Boosters for Brakes
Power brake boosters make braking easier because they boost the driver’s foot pressure on the master brake cylinder. Some power brake boosters offer adjustments that can be made as needed. Such adjustments can be made at the top end of the brake pedal before the brake pushrod goes through the firewall to the booster. Visually check your car’s system for adjustments before replacing the booster. The car’s service manual can tell you more-if there’s more to tell. Before replacing the power brake booster, test it to find the cause of the problem. Boosters that use a vacuum might simply have a hole or break in the vacuum line to the booster. Use a vacuum gauge to test the line following the manufacturer’s instructions.

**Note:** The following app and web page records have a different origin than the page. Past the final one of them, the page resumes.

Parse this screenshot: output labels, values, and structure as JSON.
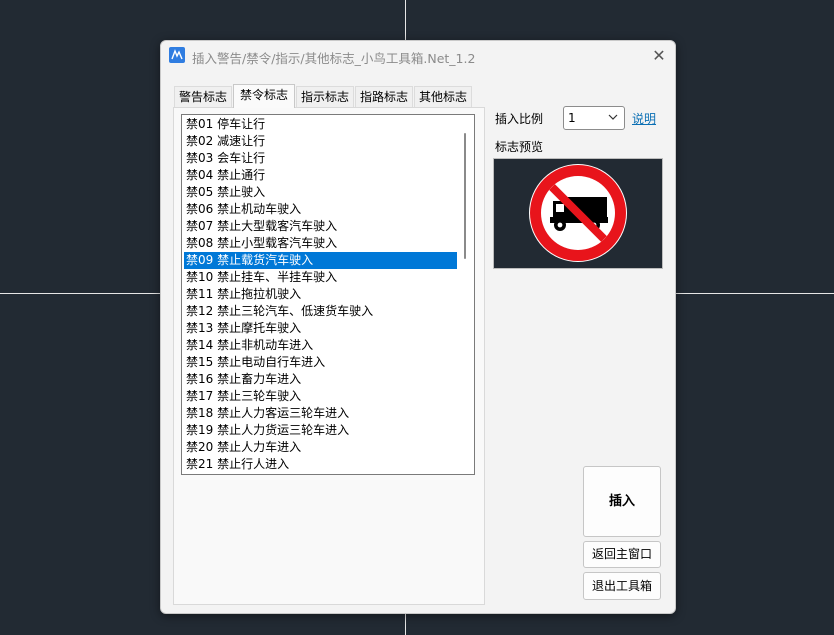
{
  "window": {
    "title": "插入警告/禁令/指示/其他标志_小鸟工具箱.Net_1.2"
  },
  "tabs": [
    {
      "label": "警告标志"
    },
    {
      "label": "禁令标志"
    },
    {
      "label": "指示标志"
    },
    {
      "label": "指路标志"
    },
    {
      "label": "其他标志"
    }
  ],
  "active_tab": "禁令标志",
  "list": {
    "items": [
      "禁01 停车让行",
      "禁02 减速让行",
      "禁03 会车让行",
      "禁04 禁止通行",
      "禁05 禁止驶入",
      "禁06 禁止机动车驶入",
      "禁07 禁止大型载客汽车驶入",
      "禁08 禁止小型载客汽车驶入",
      "禁09 禁止载货汽车驶入",
      "禁10 禁止挂车、半挂车驶入",
      "禁11 禁止拖拉机驶入",
      "禁12 禁止三轮汽车、低速货车驶入",
      "禁13 禁止摩托车驶入",
      "禁14 禁止非机动车进入",
      "禁15 禁止电动自行车进入",
      "禁16 禁止畜力车进入",
      "禁17 禁止三轮车驶入",
      "禁18 禁止人力客运三轮车进入",
      "禁19 禁止人力货运三轮车进入",
      "禁20 禁止人力车进入",
      "禁21 禁止行人进入"
    ],
    "selected_index": 8
  },
  "scale": {
    "label": "插入比例",
    "value": "1",
    "help_link": "说明"
  },
  "preview": {
    "label": "标志预览",
    "icon": "no-trucks-sign"
  },
  "buttons": {
    "insert": "插入",
    "back": "返回主窗口",
    "exit": "退出工具箱"
  },
  "colors": {
    "selection": "#0078d7",
    "sign_red": "#e8141b",
    "link": "#0a6fb4"
  }
}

In addition, many power brake booster systems have an adjustable pushrod between the booster and the master cylinder. If your car has one of these, check the manual for information on this adjustment. You can save yourself some valuable time and money.
To replace a power brake booster, follow these steps:
- Locate the power brake booster on your car. It typically is installed on the engine firewall between the brake pedal lever and the master cylinder.
- If necessary, remove the master cylinder from the power booster. Depending on the system, you might not need to disconnect brake lines or drain the master cylinder; just remove the bolts mounting the cylinder to the booster.
- Remove vacuum and hydraulic lines from the power brake booster unit, marking them for easier re-installation unless you like jigsaw puzzles.
- Disconnect the power brake booster unit from the brake pedal arm. This typically means removing a nut or a cotter pin.
- Remove the power brake booster unit from the firewall. On most cars, mounting bolts fasten the unit to the firewall.
- Replace the power brake booster unit with an exact replacement, following the instructions that come with the part or in the service manual. Some units require adjustments before installation; others are adjusted in place.
- Be careful when you test your brakes. If your brakes were tired, you might find yourself kissing the windshield the first time or two you apply the refreshed brakes.